by Alfred Gilchrist, CEO Colorado Medical Society
Featured in the July/August 2015 Colorado Medicine.
After nearly 50 stabs by the U.S. House of Representatives at repealing the Affordable Care Act and the second Supreme Court ruling to sustain this still divisive body of law, the coverage debate is once again settled for the time being and Colorado’s hard work in the real world of care delivery and payment reform continues.
Health policy leaders in Colorado, who probably gave the recent ruling confirming federal premium subsidies for federally-run exchanges not more than a glance, are back at their desks and negotiating tables. Their focus continues to be on making the ACA work for patients and providers – seeking program and cost efficiencies, new delivery models, and patient education about health plan charges, payments and networks.
Make no mistake, cost is in the crosshairs, and the transition of linking payments to quality measures embedded in the bipartisan H.R. 2 (the SGR repeal and replace), state government-based initiatives, and Colorado’s competitive insurance marketplace dynamics (see cover story on page 8), are more immediately relevant. While most of Colorado’s delivery system leaders and innovators already understand these dynamics, not everyone may be up to speed or shovel-ready.
On the public policy front, the challenge is determining rational state policy on how networks are formed, maintained, trimmed or expanded, and how prices should be determined, disclosed or possibly arbitrated when the services are out-of-network. These issues are at the heart of the transparency discussion and we aren’t talking about a white paper exercise. Both sides of the aisle and multiple stakeholders are actively engaged.
Sen. Tim Neville (R-Littleton), speaking in June to our recently appointed, multi-specialty Work Group on Managed Care, promoted as a starting point “plain English” price disclosures for the most common services, and building out from there in future years. The senator supports market-based solutions to bending the cost curve and emphasizes that some rational level of transparency is needed or the default is “government only,” to use his words. Sen. Neville also notes that he prefers to have physicians fix the disclosure issue rather than default to a “fix” crafted by the state legislature.
Neville’s philosophical opposite and Senate colleague, Irene Aguilar, MD (D-Denver), advocates protecting consumers from surprise out-of-network medical bills and excessive charges without harming providers who are operating ethically. These concepts are simple to explain and difficult to operationalize.
Both senators operate from a common denominator – consumers have a right to know the cost before they purchase when and if possible. Both senators fortunately acknowledge that these policy shifts are complicated and will require a soft landing, perhaps a transitional period to allow market stakeholders to adjust and refit their business plans and operations. Our starting point is to understand that this public policy debate is not in the abstract, or in some distant convening of the General Assembly. These policy options are being developed right now.
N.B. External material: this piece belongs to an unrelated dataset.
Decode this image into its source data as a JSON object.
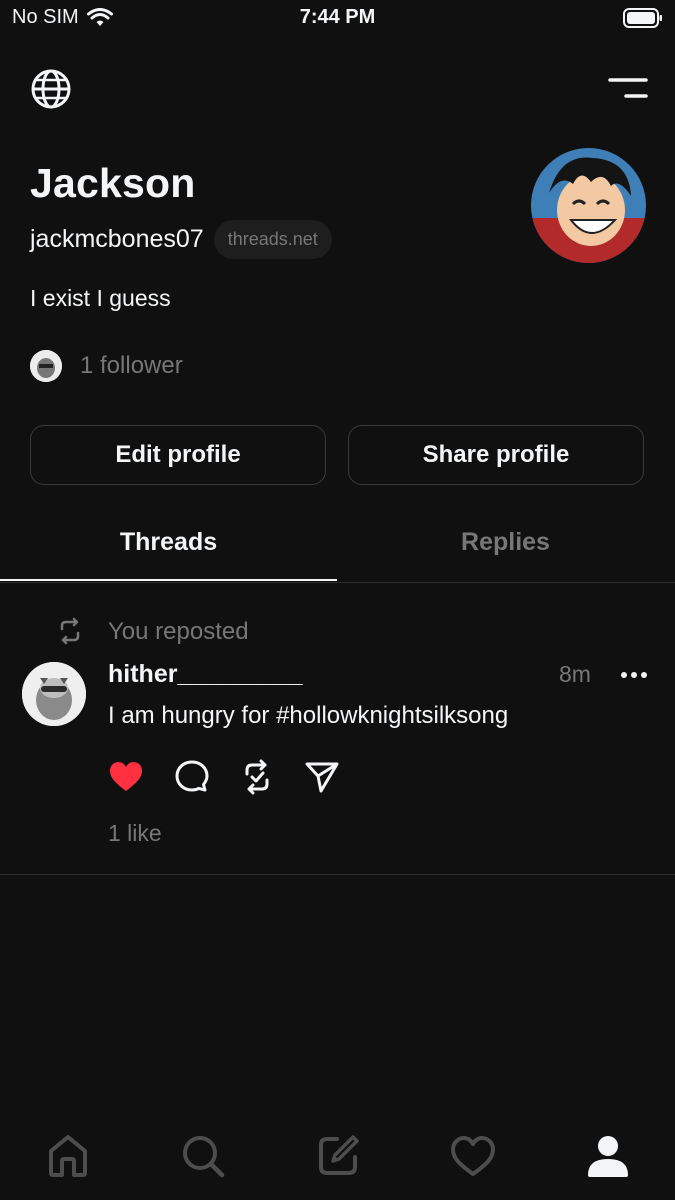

CMS surveys continue to reveal payer issues a close second in importance only to maintaining the state’s relatively stable liability climate. During the month of July, we’ll poll our members to get an even better understanding of physician-payer marketplace dynamics. The data will be shared with public officials and with our friends representing the insurance industry. It will enhance our evidence-driven approach to public policy (see related Q&A with Peter Ricci, MD, on page 14) and ensure that we bring ideas to the table that have long-term, positive consequences for you and your patients.